= Aim of the task =
Tally the lines below that contain the word "name", and give only that number.

= Data for this exercise =

☆ ☆ ☆ ☆ ☆

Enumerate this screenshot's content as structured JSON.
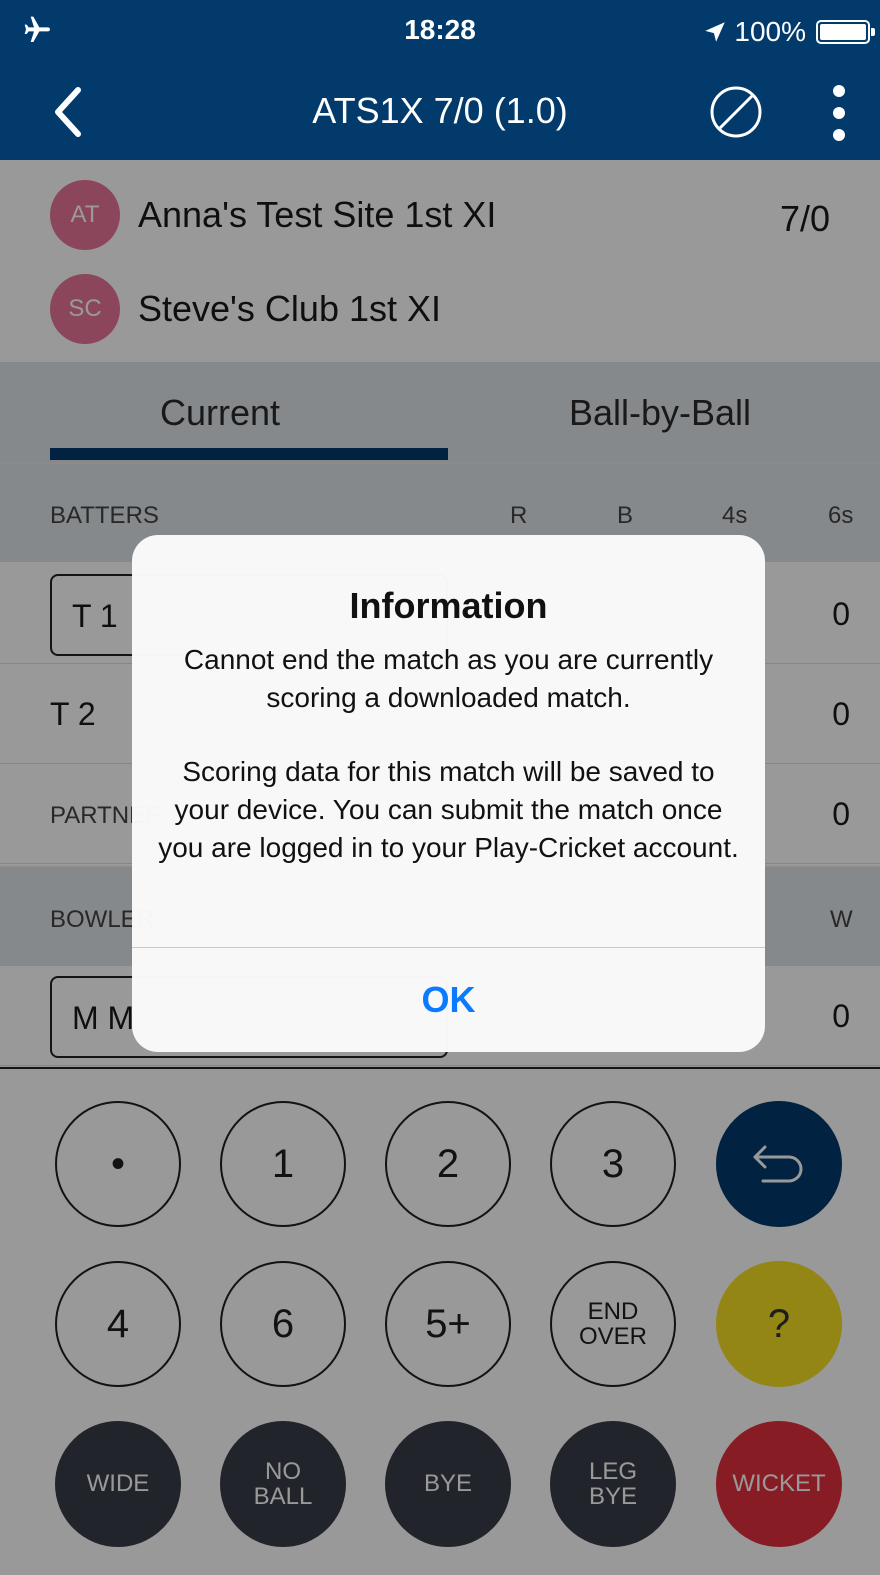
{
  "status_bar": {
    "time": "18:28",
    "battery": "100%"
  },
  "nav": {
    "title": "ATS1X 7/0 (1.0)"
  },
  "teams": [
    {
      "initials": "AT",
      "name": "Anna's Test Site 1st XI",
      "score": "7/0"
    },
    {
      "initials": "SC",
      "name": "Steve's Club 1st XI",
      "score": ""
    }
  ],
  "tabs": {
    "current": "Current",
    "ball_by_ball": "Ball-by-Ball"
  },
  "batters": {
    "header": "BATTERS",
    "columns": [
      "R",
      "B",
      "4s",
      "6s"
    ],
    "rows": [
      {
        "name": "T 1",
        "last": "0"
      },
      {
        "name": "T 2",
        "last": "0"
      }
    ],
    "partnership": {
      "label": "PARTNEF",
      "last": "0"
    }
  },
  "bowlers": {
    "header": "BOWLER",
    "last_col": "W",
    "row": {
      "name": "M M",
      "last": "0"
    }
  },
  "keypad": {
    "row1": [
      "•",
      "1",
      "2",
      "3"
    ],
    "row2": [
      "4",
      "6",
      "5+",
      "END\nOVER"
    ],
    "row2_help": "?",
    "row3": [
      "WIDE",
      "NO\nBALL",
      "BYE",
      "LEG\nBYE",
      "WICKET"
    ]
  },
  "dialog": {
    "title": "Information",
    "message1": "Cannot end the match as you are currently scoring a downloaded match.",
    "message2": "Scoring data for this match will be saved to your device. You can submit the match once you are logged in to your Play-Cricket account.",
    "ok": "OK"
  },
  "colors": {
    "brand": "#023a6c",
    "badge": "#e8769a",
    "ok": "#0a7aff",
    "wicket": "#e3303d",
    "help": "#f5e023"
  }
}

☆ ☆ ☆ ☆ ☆

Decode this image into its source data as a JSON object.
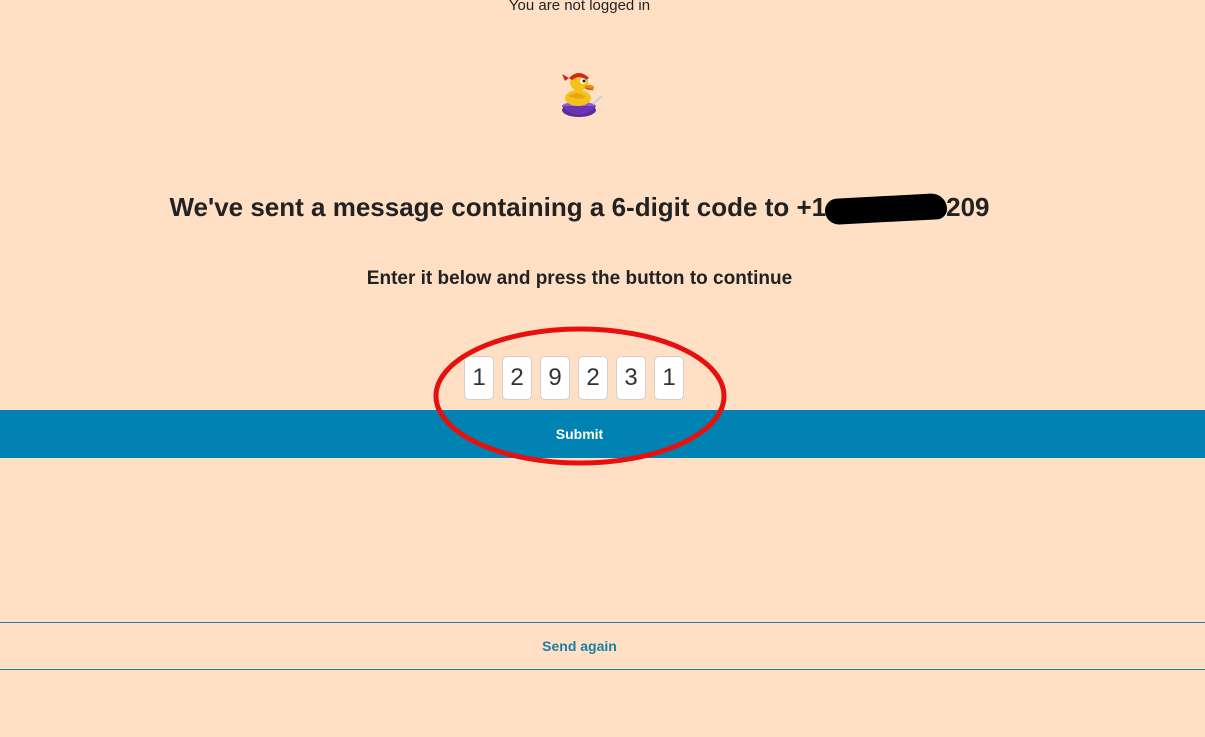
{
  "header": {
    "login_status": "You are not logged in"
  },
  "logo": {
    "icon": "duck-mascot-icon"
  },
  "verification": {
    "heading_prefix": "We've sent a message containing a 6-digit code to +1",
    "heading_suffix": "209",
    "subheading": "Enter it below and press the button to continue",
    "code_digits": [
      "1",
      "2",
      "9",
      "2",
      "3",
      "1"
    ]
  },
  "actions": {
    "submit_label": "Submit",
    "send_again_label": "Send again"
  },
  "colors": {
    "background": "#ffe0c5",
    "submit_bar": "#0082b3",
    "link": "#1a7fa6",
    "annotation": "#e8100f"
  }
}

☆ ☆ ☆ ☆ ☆

= Written response =
5